Written by: Charlotte Saulny
Foosball tables and wellness programs may attract talent, but they won’t activate it.
Whether you’re in Silicon Valley or Kansas City, you are living in a startup world now. Every year, the U.S. sees about 4,000 new start-ups, even though only 15 of those will generate 95% of the economic returns. Despite the long odds, optimistic entrepreneurs continue breaking virtual ground on a daily basis.
This start-up economy has big implications for hiring and retention of talent. Many organizations try to differentiate themselves by offering increasingly extravagant perks. But fighting the perk war is a losing battle. Not because perks aren’t desirable. Of course they are. They can be especially alluring when you are attracting talent to your organization. But perks are about the “we” — the whole company, together. “We” is a great thing. It’s important, but by definition, it’s not differentiated. Investment in “we” is always a good thing. But where is the investment in “me”? What about differentiating each person and the unique strengths he or she has to offer?
When it comes to investing in your people, you have to do one thing: create an environment in which they feel like they have the opportunity to do their best work, every day. It’s about Talent Activation: turning your people’s natural talent into extraordinary performance.

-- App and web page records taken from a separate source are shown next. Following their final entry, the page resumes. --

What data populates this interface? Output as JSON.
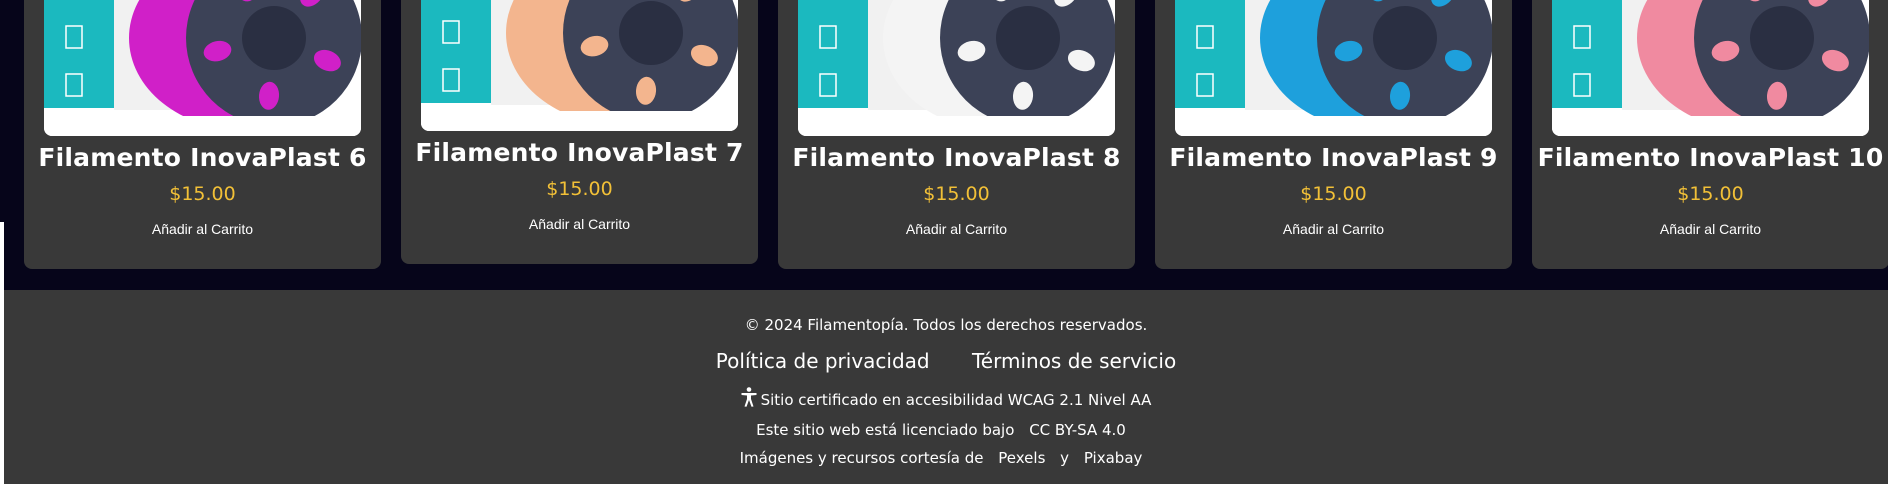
{
  "products": [
    {
      "name": "Filamento InovaPlast 6",
      "price": "$15.00",
      "cart_label": "Añadir al Carrito",
      "color": "#d020c8"
    },
    {
      "name": "Filamento InovaPlast 7",
      "price": "$15.00",
      "cart_label": "Añadir al Carrito",
      "color": "#f3b58e"
    },
    {
      "name": "Filamento InovaPlast 8",
      "price": "$15.00",
      "cart_label": "Añadir al Carrito",
      "color": "#f4f4f4"
    },
    {
      "name": "Filamento InovaPlast 9",
      "price": "$15.00",
      "cart_label": "Añadir al Carrito",
      "color": "#1ea0dc"
    },
    {
      "name": "Filamento InovaPlast 10",
      "price": "$15.00",
      "cart_label": "Añadir al Carrito",
      "color": "#f08aa0"
    }
  ],
  "footer": {
    "copyright": "© 2024 Filamentopía. Todos los derechos reservados.",
    "privacy": "Política de privacidad",
    "terms": "Términos de servicio",
    "accessibility": "Sitio certificado en accesibilidad WCAG 2.1 Nivel AA",
    "license_prefix": "Este sitio web está licenciado bajo",
    "license_link": "CC BY-SA 4.0",
    "resources_prefix": "Imágenes y recursos cortesía de",
    "pexels": "Pexels",
    "and": "y",
    "pixabay": "Pixabay"
  },
  "colors": {
    "price": "#f2c037",
    "card_bg": "#393939",
    "page_bg": "#06051a"
  }
}
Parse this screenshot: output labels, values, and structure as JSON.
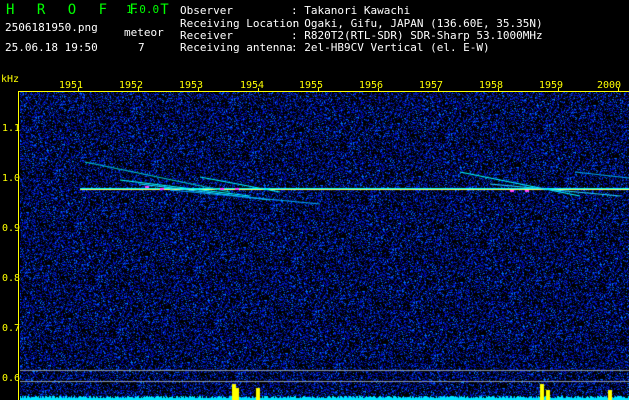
{
  "header": {
    "app_title": "H R O F F T",
    "version": "1.0.0",
    "filename": "2506181950.png",
    "datetime": "25.06.18 19:50",
    "meteor_label": "meteor",
    "meteor_count": "7",
    "info": [
      {
        "key": "Observer",
        "value": ": Takanori Kawachi"
      },
      {
        "key": "Receiving Location",
        "value": ": Ogaki, Gifu, JAPAN (136.60E, 35.35N)"
      },
      {
        "key": "Receiver",
        "value": ": R820T2(RTL-SDR) SDR-Sharp 53.1000MHz"
      },
      {
        "key": "Receiving antenna",
        "value": ": 2el-HB9CV Vertical (el. E-W)"
      }
    ]
  },
  "axis": {
    "unit": "kHz",
    "y_ticks": [
      "1.1",
      "1.0",
      "0.9",
      "0.8",
      "0.7",
      "0.6"
    ],
    "x_ticks": [
      "1951",
      "1952",
      "1953",
      "1954",
      "1955",
      "1956",
      "1957",
      "1958",
      "1959",
      "2000"
    ]
  },
  "colors": {
    "background": "#000000",
    "text": "#ffffff",
    "axis": "#ffff00",
    "logo": "#00ff00",
    "noise": "#1a2bd0",
    "echo_line": "#00ffff",
    "echo_core": "#ff40ff",
    "signal_bar": "#00e5ff"
  }
}
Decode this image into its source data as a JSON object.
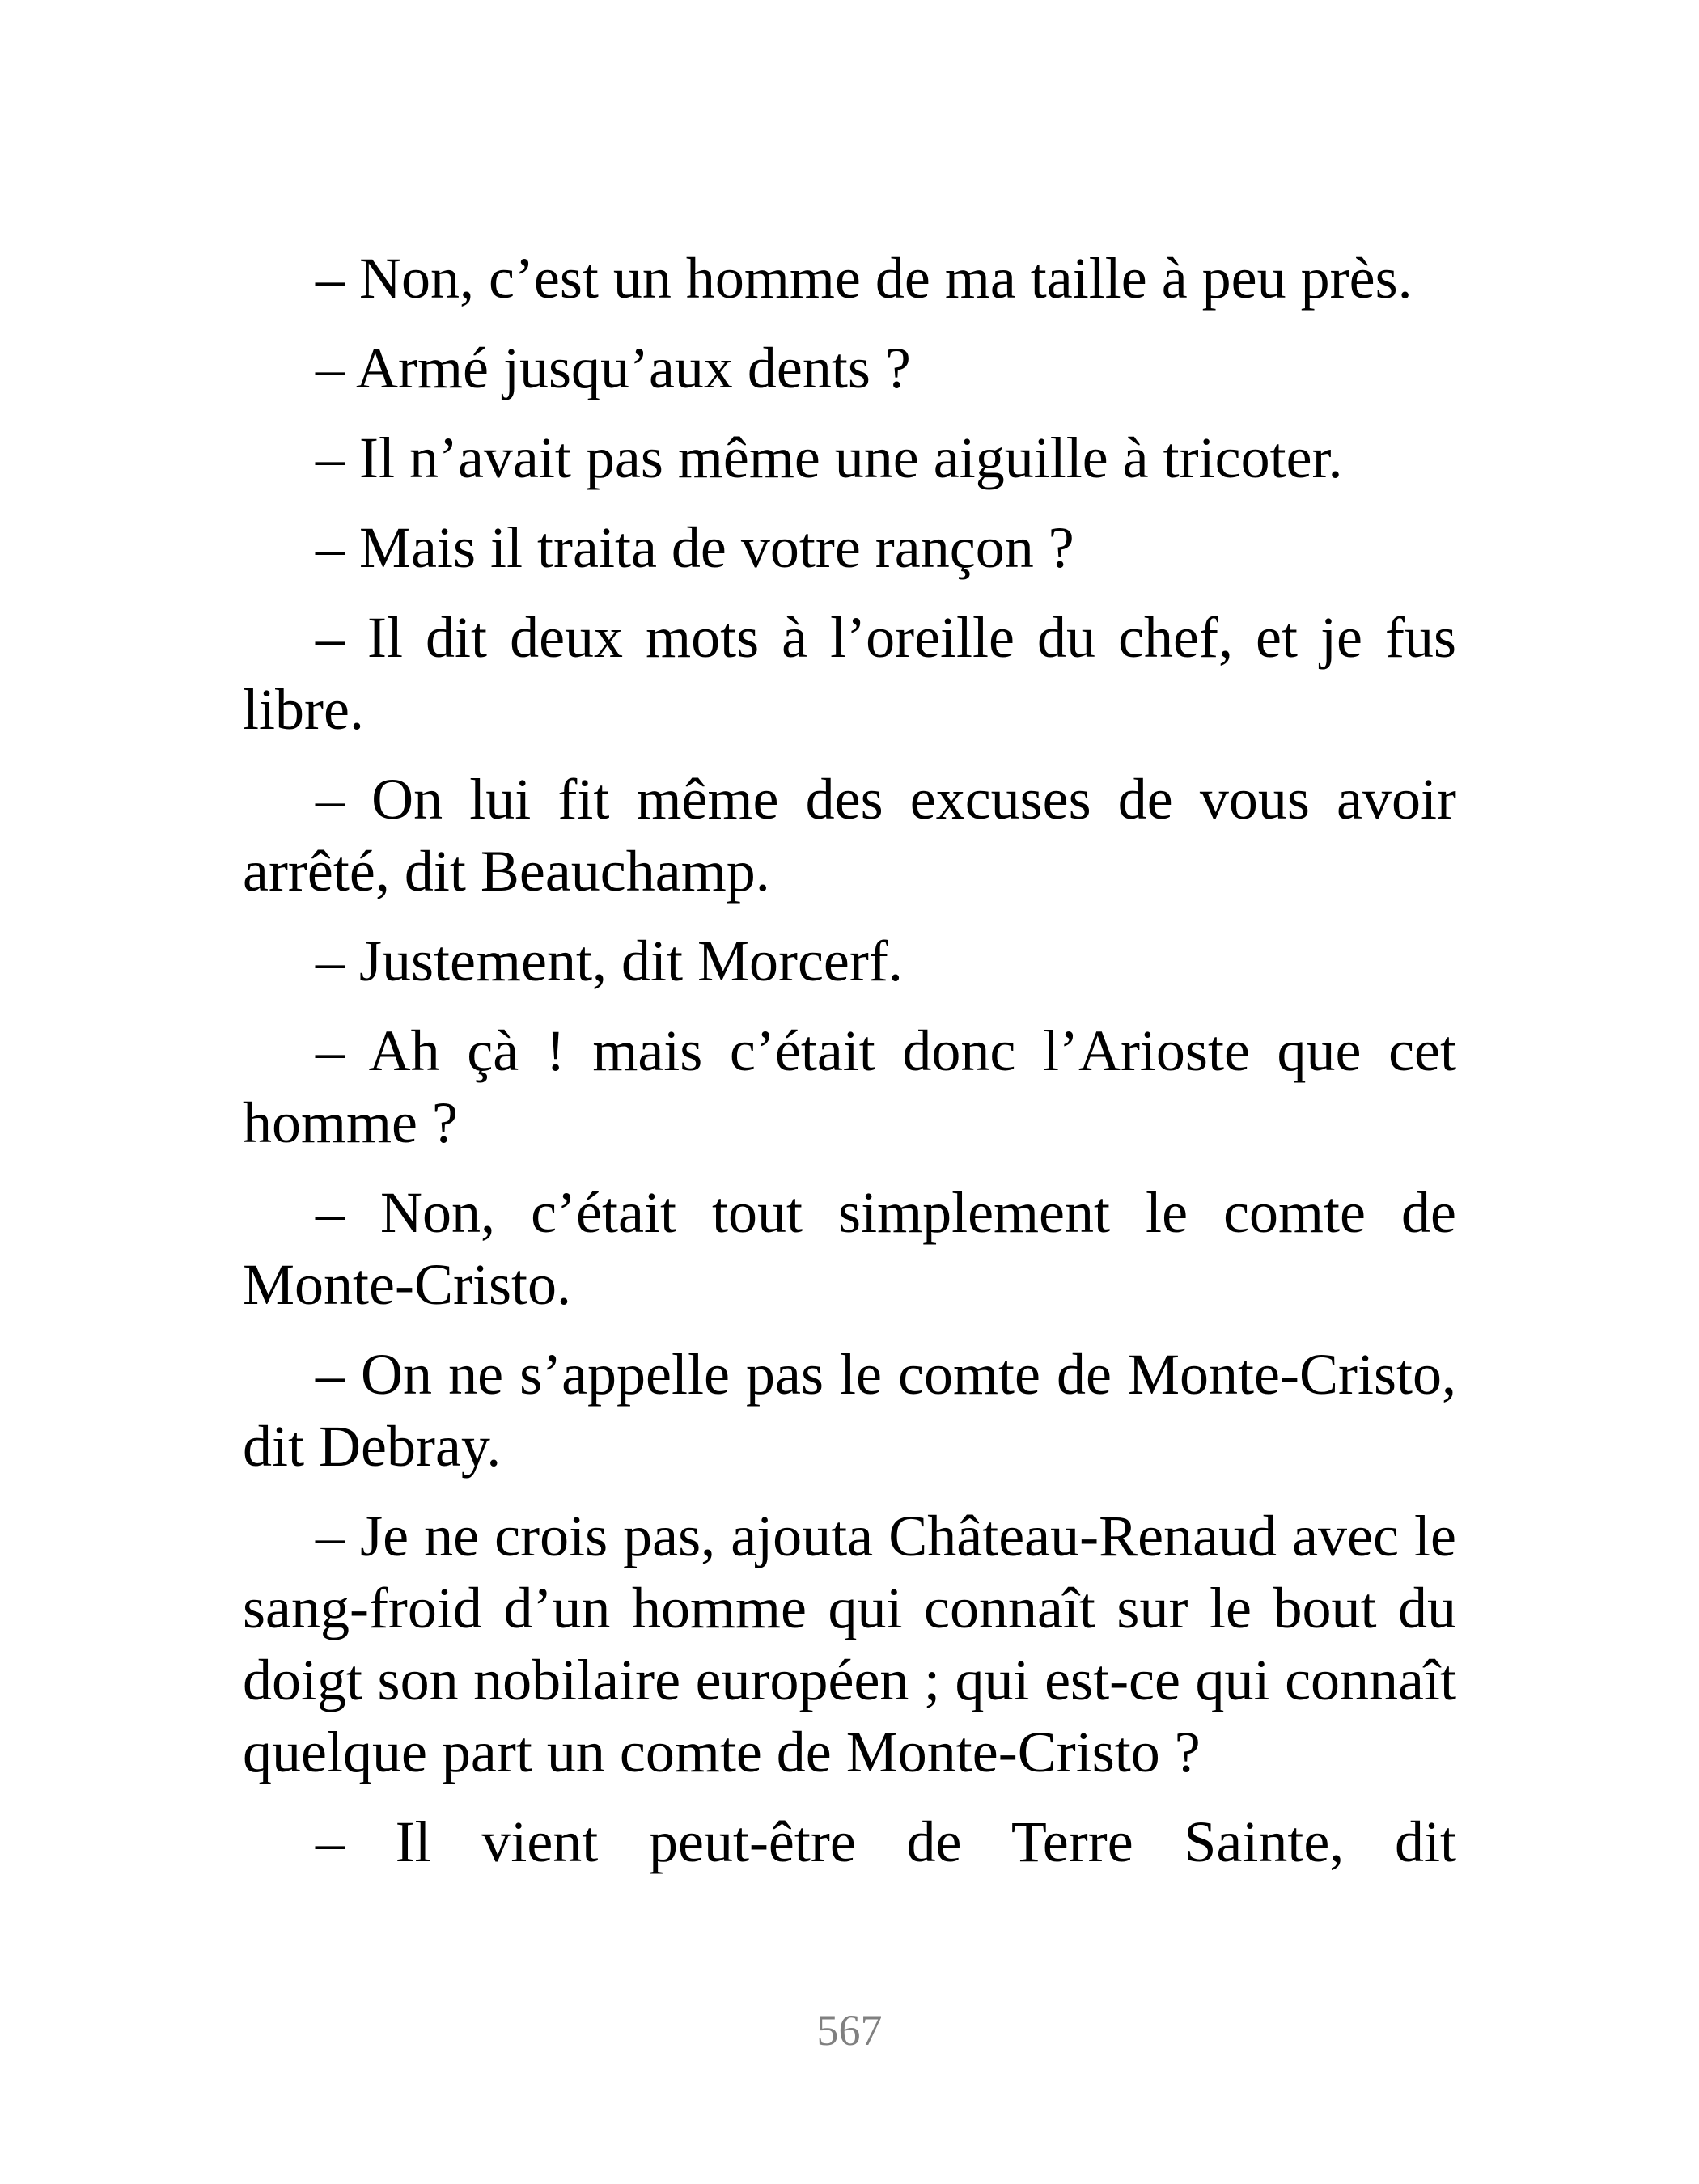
{
  "document": {
    "paragraphs": [
      "– Non, c’est un homme de ma taille à peu près.",
      "– Armé jusqu’aux dents ?",
      "– Il n’avait pas même une aiguille à tricoter.",
      "– Mais il traita de votre rançon ?",
      "– Il dit deux mots à l’oreille du chef, et je fus libre.",
      "– On lui fit même des excuses de vous avoir arrêté, dit Beauchamp.",
      "– Justement, dit Morcerf.",
      "– Ah çà ! mais c’était donc l’Arioste que cet homme ?",
      "– Non, c’était tout simplement le comte de Monte-Cristo.",
      "– On ne s’appelle pas le comte de Monte-Cristo, dit Debray.",
      "– Je ne crois pas, ajouta Château-Renaud avec le sang-froid d’un homme qui connaît sur le bout du doigt son nobilaire européen ; qui est-ce qui connaît quelque part un comte de Monte-Cristo ?",
      "– Il vient peut-être de Terre Sainte, dit"
    ],
    "page_number": "567"
  }
}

Coaching activates talent.
The most powerful, proven mechanism to activate talent is coaching. But we need to expand our structure of interpretation about coaching in two ways: first, about who coaching is for; and second, about what forms it can take.
In the corporate world, it used to be that coaching was leveraged to help a struggling executive. It might as well have been dubbed swim coaching, because it was aimed at people trying to keep their heads above water (or to keep from drowning others). But that attitude is changing, fast. In fact, coaching has its greatest impact not in remediating poor performance, but in retaining top talent. Google’s Eric Schmidt went as far as to say that a board member telling him to get a coach — when he was already a highly successful CEO — was the best advice he ever received. As he put it, every famous athlete, every famous performer, has somebody who’s a coach to give them perspective.
When you look outside the corporate world, it’s easy to see how true that is. The most successful music superstars all have vocal coaches who put them through their paces and catch the subtle nuances that improve performance. It’s inconceivable that a top athlete would go without a coach. Quite frankly, without a coach, it would be impossible even to be a top athlete. Some coaches are highly visible, pacing the sidelines and showing up at the parades. Phil Jackson famously led Michael Jordan and Kobe Bryant to 11 NBA titles between them (it’s worth noting that their total without the great coach was exactly zero). Other coaches are behind the scenes, known only to insiders who watch closely. Everyone knows Nadia Comaneci got perfect 10s at the Olympics in Montreal in 1976; few, however, can name Bela Karolyi, the coach who helped her elevate her performance to that height.
Obviously, the corporate world is a little different from world-class sports and pop music stardom. But only a little. We value performance just as much. We measure it just as obsessively as anyone in a ball cap with a whistle around his or her neck measures the performance of a team. And, just as in sports or in a band, while we need to address the team as a whole and coordinate its elements, performance happens one individual at a time. So why wouldn’t we address it that way?
Team leaders are the key.
Coaching is the fastest way to activate talent. Providing 1:1 sessions with a professional, dedicated coach is undoubtedly one of the most powerful things an organization can do for its people.
But such sessions are not the only way to provide the benefits of coaching. This is the second way we need to expand our interpretation of coaching: the form it takes. The impact of coaching can be scaled when an organization empowers its team leaders with the coaching skills and tools they need to accelerate performance. Team leaders need to be empowered to do 3 things:
- Know their people — Understand what makes them tick and where they are at their best.
- Focus their people — Ensure that they understand what’s expected of them and that their strengths are aligned with what they need to get done.
- Engage their people – Create an environment within which people can do their best work.
The coach approach to Talent Activation emphasizes that people’s key areas of opportunity are their strengths, not their weaknesses. Every single person has unique gifts that can be leveraged to benefit both that individual, and the team. The job of the team leader is to work with each team member to draw those gifts out and apply them to situational challenges and opportunities that will realize that individual’s potential. This personal, one-size-fits-one strengths-based approach makes as much sense in the corporate world as it does on a sports field. In both environments, team success is achieved by maximizing the impact of the individual.
 Tren Griffin, “12 Things I Learned from Marc Andreessen.” https://a16z.com/2014/07/21/a-dozen-things-ive-learned-from-marc-andreessen/
This article was originally published on Spark: http://bit.ly/2yiGy7x